Chlorination of αβ-unsaturated carbonyl compounds. Part IV. Kinetics and mechanism of the uncatalysed and hydrogen chloride catalysed chlorination of trans-cinnamaldehyde in acetic acid
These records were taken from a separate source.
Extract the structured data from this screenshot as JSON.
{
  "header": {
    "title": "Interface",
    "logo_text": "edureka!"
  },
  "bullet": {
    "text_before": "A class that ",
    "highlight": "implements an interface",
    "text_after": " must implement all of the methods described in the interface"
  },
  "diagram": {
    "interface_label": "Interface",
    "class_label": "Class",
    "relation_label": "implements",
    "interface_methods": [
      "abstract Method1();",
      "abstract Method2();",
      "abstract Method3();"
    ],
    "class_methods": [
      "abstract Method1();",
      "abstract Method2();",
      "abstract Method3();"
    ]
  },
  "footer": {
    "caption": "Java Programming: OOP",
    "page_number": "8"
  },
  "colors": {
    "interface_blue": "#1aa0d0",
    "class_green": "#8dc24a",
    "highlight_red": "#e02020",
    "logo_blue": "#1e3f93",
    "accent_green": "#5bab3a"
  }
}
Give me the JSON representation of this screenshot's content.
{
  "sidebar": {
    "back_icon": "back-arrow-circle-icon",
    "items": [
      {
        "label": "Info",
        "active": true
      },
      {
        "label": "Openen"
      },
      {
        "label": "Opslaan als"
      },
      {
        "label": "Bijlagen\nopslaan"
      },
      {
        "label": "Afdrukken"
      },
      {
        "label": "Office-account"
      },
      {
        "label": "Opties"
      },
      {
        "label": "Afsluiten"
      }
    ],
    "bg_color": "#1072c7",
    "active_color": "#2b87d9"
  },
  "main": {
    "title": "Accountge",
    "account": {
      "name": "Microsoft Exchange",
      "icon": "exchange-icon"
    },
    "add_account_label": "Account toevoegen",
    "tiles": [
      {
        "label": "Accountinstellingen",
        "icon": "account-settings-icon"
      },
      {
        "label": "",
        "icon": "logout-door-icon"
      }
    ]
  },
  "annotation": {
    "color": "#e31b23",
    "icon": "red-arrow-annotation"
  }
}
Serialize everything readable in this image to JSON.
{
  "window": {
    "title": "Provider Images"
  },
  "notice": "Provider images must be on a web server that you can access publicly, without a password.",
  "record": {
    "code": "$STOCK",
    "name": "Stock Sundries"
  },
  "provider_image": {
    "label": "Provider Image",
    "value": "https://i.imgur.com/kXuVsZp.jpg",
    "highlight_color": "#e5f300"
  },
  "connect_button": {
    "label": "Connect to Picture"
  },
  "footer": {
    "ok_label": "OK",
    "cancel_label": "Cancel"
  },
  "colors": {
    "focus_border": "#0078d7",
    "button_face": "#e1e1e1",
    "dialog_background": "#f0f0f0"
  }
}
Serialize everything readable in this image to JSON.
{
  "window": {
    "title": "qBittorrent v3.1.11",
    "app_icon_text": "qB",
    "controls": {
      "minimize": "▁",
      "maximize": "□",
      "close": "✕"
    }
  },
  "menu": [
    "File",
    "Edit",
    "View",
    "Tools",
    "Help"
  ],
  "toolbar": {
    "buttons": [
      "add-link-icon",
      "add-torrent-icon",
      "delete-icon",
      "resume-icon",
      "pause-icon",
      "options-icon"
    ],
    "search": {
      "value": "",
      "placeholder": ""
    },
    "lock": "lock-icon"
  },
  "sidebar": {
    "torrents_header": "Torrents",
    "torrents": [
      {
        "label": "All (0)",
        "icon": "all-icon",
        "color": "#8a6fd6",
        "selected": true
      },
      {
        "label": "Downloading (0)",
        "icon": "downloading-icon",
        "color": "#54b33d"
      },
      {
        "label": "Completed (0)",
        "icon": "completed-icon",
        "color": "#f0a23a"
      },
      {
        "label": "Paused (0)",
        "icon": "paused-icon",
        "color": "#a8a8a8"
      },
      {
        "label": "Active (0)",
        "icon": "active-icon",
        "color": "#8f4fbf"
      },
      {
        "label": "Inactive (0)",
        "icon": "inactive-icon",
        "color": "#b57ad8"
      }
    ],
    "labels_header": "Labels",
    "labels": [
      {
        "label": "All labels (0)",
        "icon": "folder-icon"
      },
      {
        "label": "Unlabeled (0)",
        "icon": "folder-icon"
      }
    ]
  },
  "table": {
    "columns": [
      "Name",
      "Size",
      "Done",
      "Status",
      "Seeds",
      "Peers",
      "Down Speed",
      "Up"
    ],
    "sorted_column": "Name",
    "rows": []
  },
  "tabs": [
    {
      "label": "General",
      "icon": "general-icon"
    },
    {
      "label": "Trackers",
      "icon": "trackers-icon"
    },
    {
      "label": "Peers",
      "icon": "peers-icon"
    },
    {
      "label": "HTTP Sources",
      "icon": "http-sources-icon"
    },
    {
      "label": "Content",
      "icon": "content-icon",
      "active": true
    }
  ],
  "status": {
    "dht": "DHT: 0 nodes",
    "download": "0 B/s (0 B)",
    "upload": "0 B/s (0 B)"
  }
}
The reaction of chlorine with trans-cinnamaldehyde in acetic acid is strongly catalysed by hydrogen chloride. In the absence of added hydrogen chloride the chlorination is autocatalysed by the hydrogen chloride liberated during the reaction. In the presence of sufficient added alkali-metal acetate, the autocatalysis is suppressed and the uncatalysed reaction takes place. The uncatalysed reaction gives both acetoxy-chlorides and dichlorides, and the mechanism is similar to that observed with methyl trans-cinnamate and trans-cinnamic acid, except that there is also ca. 40% side-chain substitution. The hydrogen chloride catalysed reaction involves the chlorination of the small equilibrium concentration of the 1,4-adduct of trans-cinnamaldehyde and hydrogen chloride, i.e., the enol of β-chloro-β-phenylpropionaldehyde. The products of this reaction are entirely dichlorides with a preponderance of the erythro-isomer, in marked contrast to the uncatalysed reaction in which the main addition products are threo-dichloride and erythro-acetoxy-chloride.